Return every line below in which "dropdown" appears.

*** Opening Available records ***

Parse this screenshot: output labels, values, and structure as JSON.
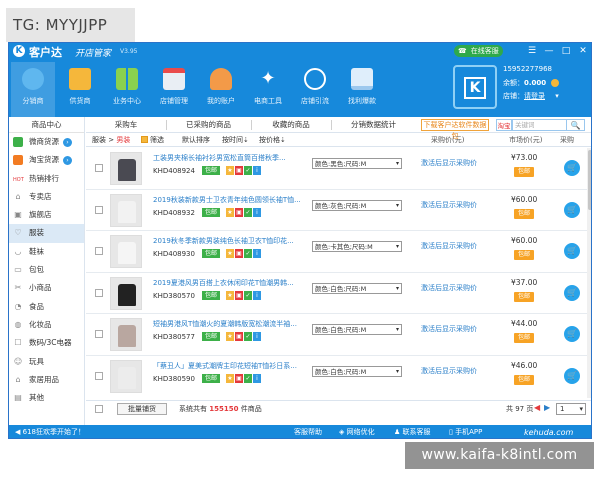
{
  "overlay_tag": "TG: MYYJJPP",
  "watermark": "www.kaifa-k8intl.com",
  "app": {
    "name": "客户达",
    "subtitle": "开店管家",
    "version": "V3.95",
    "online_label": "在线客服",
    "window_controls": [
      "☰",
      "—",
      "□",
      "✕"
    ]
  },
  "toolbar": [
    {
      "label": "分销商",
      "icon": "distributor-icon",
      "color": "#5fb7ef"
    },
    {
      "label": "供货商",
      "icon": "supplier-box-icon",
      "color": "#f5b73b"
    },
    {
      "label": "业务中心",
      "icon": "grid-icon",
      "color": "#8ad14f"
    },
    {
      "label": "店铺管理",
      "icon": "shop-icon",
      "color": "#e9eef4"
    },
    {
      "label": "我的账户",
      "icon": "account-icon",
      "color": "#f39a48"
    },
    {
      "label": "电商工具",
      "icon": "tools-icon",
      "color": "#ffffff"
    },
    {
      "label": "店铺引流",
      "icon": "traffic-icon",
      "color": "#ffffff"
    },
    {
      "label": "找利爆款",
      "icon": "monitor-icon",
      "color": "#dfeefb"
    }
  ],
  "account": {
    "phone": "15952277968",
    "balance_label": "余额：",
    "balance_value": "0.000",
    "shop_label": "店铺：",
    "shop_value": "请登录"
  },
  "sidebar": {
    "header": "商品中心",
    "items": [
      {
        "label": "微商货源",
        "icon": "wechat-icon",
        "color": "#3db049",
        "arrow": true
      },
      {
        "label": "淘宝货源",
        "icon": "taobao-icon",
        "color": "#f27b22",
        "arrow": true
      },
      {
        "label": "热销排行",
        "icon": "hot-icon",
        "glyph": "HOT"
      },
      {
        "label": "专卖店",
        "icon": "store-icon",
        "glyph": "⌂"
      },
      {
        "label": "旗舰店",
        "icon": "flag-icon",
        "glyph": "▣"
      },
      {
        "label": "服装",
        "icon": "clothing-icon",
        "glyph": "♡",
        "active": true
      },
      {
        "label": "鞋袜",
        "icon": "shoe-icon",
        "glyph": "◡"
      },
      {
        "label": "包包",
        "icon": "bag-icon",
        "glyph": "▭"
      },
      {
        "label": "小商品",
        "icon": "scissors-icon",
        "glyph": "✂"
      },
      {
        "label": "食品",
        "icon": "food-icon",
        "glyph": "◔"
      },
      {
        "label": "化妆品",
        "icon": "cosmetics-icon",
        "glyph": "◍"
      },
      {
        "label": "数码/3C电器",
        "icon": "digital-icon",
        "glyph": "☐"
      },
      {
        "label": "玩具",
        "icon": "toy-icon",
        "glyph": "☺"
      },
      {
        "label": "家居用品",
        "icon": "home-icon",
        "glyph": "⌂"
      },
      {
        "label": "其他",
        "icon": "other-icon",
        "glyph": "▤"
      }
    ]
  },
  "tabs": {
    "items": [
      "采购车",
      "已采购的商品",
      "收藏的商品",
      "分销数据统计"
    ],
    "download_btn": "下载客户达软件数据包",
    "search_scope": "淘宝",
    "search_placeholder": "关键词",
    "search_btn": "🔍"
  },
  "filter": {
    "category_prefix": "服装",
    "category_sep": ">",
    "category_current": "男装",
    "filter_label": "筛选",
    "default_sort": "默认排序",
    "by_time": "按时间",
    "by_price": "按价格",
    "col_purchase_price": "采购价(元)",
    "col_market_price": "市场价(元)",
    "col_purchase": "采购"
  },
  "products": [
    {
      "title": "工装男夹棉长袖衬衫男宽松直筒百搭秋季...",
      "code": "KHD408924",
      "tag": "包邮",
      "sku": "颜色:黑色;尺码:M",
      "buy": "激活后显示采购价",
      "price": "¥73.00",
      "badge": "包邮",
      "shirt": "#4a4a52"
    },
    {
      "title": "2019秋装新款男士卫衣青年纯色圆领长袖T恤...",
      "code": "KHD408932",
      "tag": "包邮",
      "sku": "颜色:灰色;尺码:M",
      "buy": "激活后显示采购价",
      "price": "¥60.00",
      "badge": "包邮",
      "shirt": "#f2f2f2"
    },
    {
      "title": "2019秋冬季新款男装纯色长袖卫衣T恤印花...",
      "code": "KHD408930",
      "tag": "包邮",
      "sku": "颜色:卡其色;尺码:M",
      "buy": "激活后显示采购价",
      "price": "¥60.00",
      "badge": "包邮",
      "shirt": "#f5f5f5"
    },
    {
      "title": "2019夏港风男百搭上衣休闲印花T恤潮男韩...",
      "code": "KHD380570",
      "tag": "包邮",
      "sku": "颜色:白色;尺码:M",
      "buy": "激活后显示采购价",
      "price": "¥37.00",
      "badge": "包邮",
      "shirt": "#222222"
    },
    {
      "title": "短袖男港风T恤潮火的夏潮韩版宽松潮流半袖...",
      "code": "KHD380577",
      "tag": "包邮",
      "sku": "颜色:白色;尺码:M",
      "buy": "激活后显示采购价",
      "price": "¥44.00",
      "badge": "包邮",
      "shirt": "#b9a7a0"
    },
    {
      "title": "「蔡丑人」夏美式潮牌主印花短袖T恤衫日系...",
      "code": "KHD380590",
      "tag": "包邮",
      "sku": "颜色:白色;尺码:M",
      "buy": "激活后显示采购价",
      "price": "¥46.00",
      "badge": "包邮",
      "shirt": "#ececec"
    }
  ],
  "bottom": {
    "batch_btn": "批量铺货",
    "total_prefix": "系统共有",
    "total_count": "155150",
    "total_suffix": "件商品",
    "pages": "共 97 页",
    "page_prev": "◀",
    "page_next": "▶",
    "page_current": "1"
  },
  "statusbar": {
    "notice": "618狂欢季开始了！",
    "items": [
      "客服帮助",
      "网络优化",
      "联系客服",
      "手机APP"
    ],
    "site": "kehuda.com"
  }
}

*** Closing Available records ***
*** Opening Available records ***

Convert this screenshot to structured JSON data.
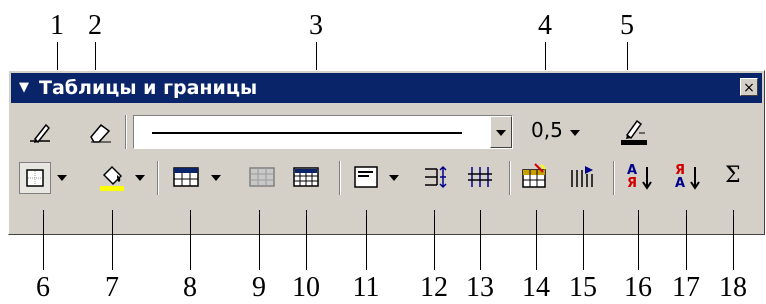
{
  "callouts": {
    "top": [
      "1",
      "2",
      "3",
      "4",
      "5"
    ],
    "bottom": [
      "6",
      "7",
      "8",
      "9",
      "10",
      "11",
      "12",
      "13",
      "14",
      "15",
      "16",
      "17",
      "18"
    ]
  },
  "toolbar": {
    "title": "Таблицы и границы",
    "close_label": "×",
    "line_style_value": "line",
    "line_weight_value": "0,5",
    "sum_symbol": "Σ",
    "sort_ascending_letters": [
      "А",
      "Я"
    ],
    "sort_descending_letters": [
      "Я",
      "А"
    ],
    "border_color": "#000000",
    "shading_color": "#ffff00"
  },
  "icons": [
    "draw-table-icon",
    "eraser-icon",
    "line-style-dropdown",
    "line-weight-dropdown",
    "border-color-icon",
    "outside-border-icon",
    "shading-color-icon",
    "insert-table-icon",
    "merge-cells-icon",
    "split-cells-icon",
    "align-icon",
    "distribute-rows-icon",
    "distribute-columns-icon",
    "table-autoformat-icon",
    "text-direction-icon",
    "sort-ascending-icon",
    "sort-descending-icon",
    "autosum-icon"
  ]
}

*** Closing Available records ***
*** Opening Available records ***

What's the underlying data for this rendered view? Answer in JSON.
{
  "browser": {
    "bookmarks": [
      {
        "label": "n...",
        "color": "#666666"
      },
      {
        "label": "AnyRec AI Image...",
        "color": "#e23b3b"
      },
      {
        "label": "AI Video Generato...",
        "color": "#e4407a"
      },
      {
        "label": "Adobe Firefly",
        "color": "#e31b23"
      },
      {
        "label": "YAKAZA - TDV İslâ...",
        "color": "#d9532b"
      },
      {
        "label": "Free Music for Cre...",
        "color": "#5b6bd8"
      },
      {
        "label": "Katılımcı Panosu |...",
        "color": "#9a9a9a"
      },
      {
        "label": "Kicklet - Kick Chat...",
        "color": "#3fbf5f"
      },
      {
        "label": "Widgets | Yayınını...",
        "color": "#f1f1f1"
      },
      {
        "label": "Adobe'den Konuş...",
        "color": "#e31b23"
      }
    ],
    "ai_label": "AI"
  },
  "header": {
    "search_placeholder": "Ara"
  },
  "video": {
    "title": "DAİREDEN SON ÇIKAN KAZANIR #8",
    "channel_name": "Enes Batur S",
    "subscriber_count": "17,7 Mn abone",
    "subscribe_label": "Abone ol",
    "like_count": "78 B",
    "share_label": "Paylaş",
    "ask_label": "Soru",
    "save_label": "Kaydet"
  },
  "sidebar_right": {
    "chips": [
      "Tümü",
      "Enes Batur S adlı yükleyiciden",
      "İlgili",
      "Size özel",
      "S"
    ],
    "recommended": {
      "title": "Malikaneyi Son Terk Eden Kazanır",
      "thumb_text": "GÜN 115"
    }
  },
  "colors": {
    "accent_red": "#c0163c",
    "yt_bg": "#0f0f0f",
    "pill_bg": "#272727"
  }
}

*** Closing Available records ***

Written response:
    "line-style-dropdown",
    "line-weight-dropdown",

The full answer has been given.